About FIT
The Fashion Institute of Technology, a part of the State University of New York, has been a leader in career education in art, design, business, and technology for nearly 70 years. With a curriculum that provides a singular blend of hands-on, practical experience, classroom study, and a firm grounding in the liberal arts, FIT offers a wide range of outstanding programs that are affordable and relevant to today’s rapidly changing industries. Internationally renowned, FIT draws on its New York City location to provide a vibrant, creative community in which to learn. The college offers more than 45 majors and grants AAS, BFA, BS, MA, MFA, and MPS degrees, preparing students for professional success and leadership in the global marketplace. Among FIT’s alumni are Reem Acra, Amsale Aberra, Brian Atwood, Jhane Barnes, John Bartlett, Dennis Basso, Stephen Burrows, Francisco Costa, Andrew Fezza, Norma Kamali, Calvin Klein, Michael Kors, Nanette Lepore, Miranda Morrison, Rebecca Moses, Ralph Rucci, Austin Scarlett, Kari Sigerson, Michelle Smith, and Daniel Vosovic. Visit

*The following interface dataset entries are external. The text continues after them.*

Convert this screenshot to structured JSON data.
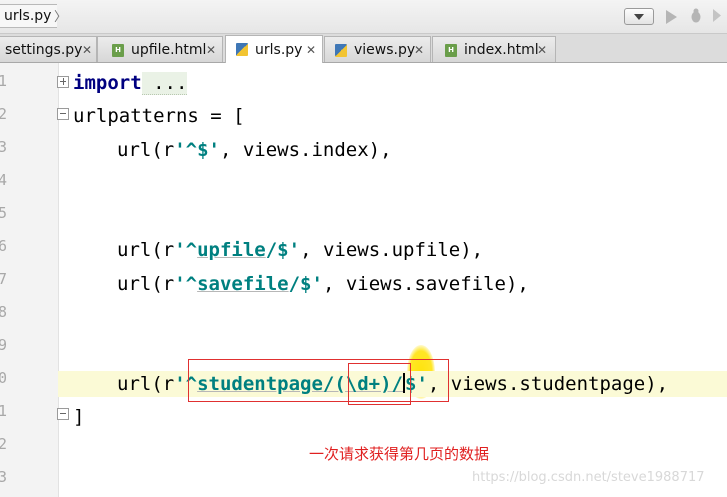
{
  "nav": {
    "breadcrumb": "urls.py"
  },
  "tabs": [
    {
      "label": "settings.py",
      "type": "py",
      "active": false
    },
    {
      "label": "upfile.html",
      "type": "html",
      "active": false
    },
    {
      "label": "urls.py",
      "type": "py",
      "active": true
    },
    {
      "label": "views.py",
      "type": "py",
      "active": false
    },
    {
      "label": "index.html",
      "type": "html",
      "active": false
    }
  ],
  "gutter": {
    "line_numbers": [
      "1",
      "2",
      "3",
      "4",
      "5",
      "6",
      "7",
      "8",
      "9",
      "0",
      "1",
      "2",
      "3"
    ]
  },
  "code": {
    "l1_kw": "import",
    "l1_folded": " ...",
    "l2": "urlpatterns = [",
    "l3_pre": "url(r",
    "l3_str": "'^$'",
    "l3_post": ", views.index),",
    "l4_pre": "url(r",
    "l4_str_a": "'^",
    "l4_str_b": "upfile",
    "l4_str_c": "/$'",
    "l4_post": ", views.upfile),",
    "l5_pre": "url(r",
    "l5_str_a": "'^",
    "l5_str_b": "savefile",
    "l5_str_c": "/$'",
    "l5_post": ", views.savefile),",
    "l6_pre": "url(r",
    "l6_str_a": "'^",
    "l6_str_b": "studentpage/(\\d+)/",
    "l6_str_c": "$'",
    "l6_post": ", views.studentpage),",
    "l7": "]"
  },
  "annotation": {
    "note": "一次请求获得第几页的数据",
    "color": "#e02020"
  },
  "watermark": "https://blog.csdn.net/steve1988717"
}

Content and pictures courtesy of:

Cheri Fein (FIT),,
212 217-4719

Fashion Institute of Technology
Office of Communications and External Relations
227 West 27 Street
New York, NY 10001

Tuesday, October 1, 2013

Asphalt Yacht Club - Final Fall 2013 Collection

Asphalt Yacht Club (AYC) is a young, smart, and brash (but, not necessarily rude) group of entrepreneurs that are hitting the ground hard both literally and fugitively with their new edgy and artistic men's street wear apparel.  Inspired by today’s youth and their journey from struggle to success, AYC is a new skating and lifestyle clothing line that combines skate culture, street style, and contemporary fashion into one. The nautical theme of the brand is unprecedented in the skating culture; the colors are vibrant, the graphics are attractive and primal, and the fit drapes perfectly close to the body allowing for a clean crisp relaxed silhouette.

Check out their website at to view the Final Fall looks, the brand is represented by Stevie Williams, who is recognized as one of the “30 Most Influential Skaters of All Time,” alongside professional skateboarders Stefan Janoski, Nyjah Huston, and Justin “Figgy” Figueroa.  Amateur skaters on the AYC team include Riley Hawk, Derrick Wilson, Ben Nordberg, and Blake Carpenter.

Content and pictures courtesy of Pivotal Public Relations and Asphalt Yacht Club